The mayor made his remarks as he announced a two-year pilot program that would offer loans -- interest-free for six months -- to homeowners waiting to receive aid from the sluggish Road Home recovery initiative, a state program that distributes federal funds. Almost 101,700 families have applied to the program, but as of Monday, money had been made available to 258.
City officials and residents are frustrated by the slow pace; many homeowners doubt they will ever receive Road Home assistance.
Other Louisiana lawmakers and residents took exception to the omission of the state’s continued plight from Bush’s speech, which focused on Iraq and domestic issues such as healthcare reform and energy consumption.
“Last year we were disappointed that the administration mentioned Katrina almost as an afterthought,” Rep. William J. Jefferson (D-La.), said in a phone interview. “This year ... we are shocked that there was no mention at all of it, as if the problem has been solved, or simply gone away.”

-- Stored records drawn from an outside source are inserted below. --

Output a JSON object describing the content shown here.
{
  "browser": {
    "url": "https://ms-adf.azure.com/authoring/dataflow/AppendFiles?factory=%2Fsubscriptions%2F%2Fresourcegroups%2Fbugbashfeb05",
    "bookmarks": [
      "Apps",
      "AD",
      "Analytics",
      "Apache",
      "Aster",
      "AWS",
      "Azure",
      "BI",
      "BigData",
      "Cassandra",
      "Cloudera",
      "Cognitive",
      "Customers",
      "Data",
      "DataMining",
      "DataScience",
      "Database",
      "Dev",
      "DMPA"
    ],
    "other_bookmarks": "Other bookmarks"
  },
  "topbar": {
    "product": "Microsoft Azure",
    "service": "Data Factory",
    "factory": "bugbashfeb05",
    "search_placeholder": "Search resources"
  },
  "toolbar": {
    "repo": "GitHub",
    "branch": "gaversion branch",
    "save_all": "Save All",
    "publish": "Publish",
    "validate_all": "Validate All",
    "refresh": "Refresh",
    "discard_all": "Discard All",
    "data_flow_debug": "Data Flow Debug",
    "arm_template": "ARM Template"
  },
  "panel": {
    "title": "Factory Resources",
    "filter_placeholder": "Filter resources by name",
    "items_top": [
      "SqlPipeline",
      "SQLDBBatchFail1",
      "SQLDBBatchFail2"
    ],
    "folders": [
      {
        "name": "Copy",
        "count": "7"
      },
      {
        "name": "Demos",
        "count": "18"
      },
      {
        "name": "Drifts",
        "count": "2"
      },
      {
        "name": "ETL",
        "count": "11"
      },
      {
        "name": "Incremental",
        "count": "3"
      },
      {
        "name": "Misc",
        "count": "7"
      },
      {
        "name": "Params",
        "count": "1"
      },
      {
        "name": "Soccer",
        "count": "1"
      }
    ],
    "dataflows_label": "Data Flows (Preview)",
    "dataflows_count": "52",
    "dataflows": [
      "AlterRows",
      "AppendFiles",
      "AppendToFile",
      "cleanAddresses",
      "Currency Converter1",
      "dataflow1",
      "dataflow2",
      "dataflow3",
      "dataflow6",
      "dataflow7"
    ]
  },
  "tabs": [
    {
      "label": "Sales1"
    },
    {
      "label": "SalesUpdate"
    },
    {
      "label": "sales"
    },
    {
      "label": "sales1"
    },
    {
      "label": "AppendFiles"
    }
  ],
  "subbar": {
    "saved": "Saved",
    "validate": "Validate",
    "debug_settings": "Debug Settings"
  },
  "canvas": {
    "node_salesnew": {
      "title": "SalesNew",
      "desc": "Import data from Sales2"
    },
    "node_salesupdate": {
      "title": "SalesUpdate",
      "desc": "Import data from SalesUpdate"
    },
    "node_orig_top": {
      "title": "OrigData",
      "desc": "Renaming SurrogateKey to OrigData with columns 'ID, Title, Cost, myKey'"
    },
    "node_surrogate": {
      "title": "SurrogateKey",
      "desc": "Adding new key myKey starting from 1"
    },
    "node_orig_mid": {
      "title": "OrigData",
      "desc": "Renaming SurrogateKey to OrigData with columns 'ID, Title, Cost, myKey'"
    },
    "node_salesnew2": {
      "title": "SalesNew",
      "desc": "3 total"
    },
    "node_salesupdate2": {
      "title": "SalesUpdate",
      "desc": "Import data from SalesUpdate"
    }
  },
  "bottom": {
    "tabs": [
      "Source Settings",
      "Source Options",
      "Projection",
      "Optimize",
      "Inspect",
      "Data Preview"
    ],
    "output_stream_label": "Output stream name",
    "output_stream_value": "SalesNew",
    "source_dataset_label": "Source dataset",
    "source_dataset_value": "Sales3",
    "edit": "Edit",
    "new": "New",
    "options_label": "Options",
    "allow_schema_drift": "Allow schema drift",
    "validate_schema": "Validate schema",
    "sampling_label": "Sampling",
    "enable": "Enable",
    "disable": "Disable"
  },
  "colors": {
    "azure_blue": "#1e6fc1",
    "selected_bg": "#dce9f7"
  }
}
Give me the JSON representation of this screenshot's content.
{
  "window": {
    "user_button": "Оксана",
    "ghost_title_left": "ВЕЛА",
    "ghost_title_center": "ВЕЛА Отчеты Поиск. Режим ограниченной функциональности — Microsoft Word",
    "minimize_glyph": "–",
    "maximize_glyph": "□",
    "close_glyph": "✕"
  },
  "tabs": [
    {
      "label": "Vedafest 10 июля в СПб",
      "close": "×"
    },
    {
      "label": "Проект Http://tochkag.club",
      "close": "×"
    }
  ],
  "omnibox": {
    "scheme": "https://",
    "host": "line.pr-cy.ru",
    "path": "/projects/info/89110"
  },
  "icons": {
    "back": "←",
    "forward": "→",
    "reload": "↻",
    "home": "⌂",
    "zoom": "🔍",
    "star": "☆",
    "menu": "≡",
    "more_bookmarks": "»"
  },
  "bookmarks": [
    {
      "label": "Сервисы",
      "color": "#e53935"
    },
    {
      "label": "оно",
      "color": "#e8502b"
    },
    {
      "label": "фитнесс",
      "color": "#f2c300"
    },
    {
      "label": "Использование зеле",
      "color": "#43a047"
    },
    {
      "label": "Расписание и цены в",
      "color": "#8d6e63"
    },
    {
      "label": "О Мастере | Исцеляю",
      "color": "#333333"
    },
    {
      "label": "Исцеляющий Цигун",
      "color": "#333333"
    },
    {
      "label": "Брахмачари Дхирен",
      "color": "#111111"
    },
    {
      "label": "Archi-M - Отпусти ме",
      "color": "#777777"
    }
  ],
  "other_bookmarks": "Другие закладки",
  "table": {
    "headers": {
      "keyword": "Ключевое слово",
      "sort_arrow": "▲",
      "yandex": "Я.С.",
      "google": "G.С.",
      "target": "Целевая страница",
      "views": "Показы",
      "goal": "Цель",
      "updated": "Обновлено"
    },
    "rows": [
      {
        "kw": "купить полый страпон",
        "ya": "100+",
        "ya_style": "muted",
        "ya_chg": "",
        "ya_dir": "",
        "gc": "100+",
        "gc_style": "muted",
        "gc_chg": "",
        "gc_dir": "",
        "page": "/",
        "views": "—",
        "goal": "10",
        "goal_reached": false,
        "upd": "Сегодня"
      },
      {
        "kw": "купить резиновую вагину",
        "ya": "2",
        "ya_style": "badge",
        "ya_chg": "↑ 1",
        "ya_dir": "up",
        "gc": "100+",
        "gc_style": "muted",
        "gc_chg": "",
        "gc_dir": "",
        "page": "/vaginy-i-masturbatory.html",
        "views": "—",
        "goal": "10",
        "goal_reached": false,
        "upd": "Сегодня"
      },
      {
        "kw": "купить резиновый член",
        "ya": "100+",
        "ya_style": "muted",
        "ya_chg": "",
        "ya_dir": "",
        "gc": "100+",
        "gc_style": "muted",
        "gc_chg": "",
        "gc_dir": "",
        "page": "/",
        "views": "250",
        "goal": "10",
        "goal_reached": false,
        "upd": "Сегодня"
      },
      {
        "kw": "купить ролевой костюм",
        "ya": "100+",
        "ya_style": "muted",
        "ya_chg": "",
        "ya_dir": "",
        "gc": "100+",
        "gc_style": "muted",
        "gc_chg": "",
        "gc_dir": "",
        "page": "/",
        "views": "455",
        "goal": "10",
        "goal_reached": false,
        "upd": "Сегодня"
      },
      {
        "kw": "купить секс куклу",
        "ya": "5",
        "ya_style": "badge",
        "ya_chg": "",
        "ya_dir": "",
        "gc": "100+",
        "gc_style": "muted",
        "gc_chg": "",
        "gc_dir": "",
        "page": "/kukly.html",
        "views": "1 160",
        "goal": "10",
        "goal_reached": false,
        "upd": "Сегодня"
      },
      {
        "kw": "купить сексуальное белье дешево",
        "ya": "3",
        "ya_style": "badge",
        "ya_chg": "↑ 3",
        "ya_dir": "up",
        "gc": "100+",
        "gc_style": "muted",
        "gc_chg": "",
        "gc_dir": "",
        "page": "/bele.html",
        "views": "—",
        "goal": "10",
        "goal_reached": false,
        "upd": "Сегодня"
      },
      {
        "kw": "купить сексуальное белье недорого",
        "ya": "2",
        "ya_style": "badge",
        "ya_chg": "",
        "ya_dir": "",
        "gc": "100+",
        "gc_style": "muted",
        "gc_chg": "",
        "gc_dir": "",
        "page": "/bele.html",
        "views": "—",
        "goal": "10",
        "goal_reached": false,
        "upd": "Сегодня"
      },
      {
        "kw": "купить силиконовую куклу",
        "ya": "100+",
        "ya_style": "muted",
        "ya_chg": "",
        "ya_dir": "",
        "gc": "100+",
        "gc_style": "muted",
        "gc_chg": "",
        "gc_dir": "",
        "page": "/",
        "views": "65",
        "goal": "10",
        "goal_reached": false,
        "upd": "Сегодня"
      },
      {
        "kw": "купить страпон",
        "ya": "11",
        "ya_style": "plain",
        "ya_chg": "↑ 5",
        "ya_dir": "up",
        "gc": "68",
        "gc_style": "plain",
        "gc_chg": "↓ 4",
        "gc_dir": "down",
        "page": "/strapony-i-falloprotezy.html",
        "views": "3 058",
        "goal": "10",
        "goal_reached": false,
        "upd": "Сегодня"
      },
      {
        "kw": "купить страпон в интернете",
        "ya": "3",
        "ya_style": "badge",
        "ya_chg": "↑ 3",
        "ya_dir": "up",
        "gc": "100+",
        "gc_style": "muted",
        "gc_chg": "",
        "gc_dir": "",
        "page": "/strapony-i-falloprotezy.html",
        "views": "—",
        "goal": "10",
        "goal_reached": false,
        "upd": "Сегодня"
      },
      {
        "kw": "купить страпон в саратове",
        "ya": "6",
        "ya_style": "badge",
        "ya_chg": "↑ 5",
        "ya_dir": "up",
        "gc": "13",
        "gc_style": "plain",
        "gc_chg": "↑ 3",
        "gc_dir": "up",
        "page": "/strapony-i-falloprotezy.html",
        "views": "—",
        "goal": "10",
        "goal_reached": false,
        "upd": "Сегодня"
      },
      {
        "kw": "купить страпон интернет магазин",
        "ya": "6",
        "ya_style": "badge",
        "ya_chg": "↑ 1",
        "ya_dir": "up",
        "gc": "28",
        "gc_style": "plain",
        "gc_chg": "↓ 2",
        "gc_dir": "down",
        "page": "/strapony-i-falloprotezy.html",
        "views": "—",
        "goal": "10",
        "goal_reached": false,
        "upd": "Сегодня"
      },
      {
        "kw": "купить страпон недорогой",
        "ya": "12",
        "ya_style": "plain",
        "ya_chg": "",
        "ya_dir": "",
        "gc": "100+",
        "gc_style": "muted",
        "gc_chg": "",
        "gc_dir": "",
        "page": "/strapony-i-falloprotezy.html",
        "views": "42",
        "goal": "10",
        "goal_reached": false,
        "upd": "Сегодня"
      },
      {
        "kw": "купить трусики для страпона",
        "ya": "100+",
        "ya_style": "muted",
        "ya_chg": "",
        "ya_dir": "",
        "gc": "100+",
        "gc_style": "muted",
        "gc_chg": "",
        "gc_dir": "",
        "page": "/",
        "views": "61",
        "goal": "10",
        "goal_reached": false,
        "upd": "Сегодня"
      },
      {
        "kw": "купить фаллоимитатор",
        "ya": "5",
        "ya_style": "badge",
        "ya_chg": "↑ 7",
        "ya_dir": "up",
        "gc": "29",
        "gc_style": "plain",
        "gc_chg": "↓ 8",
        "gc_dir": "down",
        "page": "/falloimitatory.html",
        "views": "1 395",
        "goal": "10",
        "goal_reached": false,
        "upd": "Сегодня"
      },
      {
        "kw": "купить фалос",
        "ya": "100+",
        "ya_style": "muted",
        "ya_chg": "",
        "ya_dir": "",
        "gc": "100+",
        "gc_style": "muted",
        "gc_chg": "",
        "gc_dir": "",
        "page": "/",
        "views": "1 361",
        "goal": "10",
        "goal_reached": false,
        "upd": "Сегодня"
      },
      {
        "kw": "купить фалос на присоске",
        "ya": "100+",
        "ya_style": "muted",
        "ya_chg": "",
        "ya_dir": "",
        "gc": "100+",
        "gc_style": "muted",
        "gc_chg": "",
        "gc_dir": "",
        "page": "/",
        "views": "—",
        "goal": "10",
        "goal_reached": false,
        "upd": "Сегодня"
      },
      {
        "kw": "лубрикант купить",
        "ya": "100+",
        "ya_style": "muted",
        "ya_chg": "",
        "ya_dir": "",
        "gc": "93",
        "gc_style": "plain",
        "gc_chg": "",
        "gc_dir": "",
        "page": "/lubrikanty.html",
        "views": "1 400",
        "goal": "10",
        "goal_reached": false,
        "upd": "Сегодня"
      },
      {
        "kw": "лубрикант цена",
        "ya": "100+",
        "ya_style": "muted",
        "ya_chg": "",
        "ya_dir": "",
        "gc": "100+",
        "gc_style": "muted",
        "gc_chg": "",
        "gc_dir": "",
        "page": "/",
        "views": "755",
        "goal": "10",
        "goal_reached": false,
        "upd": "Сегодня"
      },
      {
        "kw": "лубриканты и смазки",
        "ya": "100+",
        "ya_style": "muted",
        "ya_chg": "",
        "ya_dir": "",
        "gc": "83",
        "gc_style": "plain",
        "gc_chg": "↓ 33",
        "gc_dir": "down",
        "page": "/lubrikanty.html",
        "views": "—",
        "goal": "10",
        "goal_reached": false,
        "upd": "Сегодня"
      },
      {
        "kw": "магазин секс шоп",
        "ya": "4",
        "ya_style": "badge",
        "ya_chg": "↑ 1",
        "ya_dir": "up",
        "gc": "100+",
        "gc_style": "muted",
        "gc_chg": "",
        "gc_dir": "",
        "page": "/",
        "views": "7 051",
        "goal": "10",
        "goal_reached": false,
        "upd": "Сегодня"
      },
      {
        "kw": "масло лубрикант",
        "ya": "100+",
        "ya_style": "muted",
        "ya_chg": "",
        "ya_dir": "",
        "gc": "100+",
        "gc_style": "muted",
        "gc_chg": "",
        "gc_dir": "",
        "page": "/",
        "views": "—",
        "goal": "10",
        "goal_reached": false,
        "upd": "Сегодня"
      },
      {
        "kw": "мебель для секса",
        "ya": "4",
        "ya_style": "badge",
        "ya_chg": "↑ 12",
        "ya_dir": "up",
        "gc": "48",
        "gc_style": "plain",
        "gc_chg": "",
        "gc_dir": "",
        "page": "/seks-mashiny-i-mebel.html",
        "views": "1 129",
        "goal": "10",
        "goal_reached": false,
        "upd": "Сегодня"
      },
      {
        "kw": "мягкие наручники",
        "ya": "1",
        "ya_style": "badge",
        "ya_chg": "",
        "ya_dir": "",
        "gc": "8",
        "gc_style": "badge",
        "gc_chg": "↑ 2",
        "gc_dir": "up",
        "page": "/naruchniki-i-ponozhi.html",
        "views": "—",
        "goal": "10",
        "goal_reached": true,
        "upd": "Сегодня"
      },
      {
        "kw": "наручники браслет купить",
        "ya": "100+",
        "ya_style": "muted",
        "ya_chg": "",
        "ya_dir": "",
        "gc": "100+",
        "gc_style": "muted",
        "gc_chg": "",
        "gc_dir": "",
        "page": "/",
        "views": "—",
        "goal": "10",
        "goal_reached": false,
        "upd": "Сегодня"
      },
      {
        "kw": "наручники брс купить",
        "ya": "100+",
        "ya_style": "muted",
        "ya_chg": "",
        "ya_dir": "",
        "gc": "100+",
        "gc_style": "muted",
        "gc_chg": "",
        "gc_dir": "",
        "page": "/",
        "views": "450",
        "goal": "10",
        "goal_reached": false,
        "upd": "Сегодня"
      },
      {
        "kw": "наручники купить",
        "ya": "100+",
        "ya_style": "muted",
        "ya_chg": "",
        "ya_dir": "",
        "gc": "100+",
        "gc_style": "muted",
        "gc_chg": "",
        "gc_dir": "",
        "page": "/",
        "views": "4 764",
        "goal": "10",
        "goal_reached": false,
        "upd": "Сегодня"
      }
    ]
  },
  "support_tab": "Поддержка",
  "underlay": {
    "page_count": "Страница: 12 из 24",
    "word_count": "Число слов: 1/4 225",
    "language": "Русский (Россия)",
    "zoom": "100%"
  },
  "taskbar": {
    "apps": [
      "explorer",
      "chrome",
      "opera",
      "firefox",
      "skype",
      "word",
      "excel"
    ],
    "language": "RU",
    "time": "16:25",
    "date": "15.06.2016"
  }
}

Also Wednesday, Jefferson and other Louisiana lawmakers introduced a bill that would allow the federal government to forgive loans made to local governments after disasters.
“I guess the pain of the hurricane is yesterday’s news in Washington,” Louisiana Gov. Kathleen Babineaux Blanco told a news conference in New Orleans, according to the Associated Press.
“But for us, it’s still very real, very real, and it’s something that we live with every single day.”
Some critics have blamed Blanco’s administration for the slow disbursement of the Road Home money.
Nagin’s “gap-loan” plan -- which is funded by $11 million in federal grants and will be administered by Chase and Liberty Banks -- will initially allow up to 1,000 homeowners who lived in Orleans Parish when Katrina hit to borrow up to $50,000, interest-free for six months, while waiting for Road Home grants. The fund would gradually be replenished as homeowners received Road Home grants and paid off their loans, Nagin said.
Among the eligibility requirements, loan applicants must agree to live in their renovated home for at least three years after it has been repaired.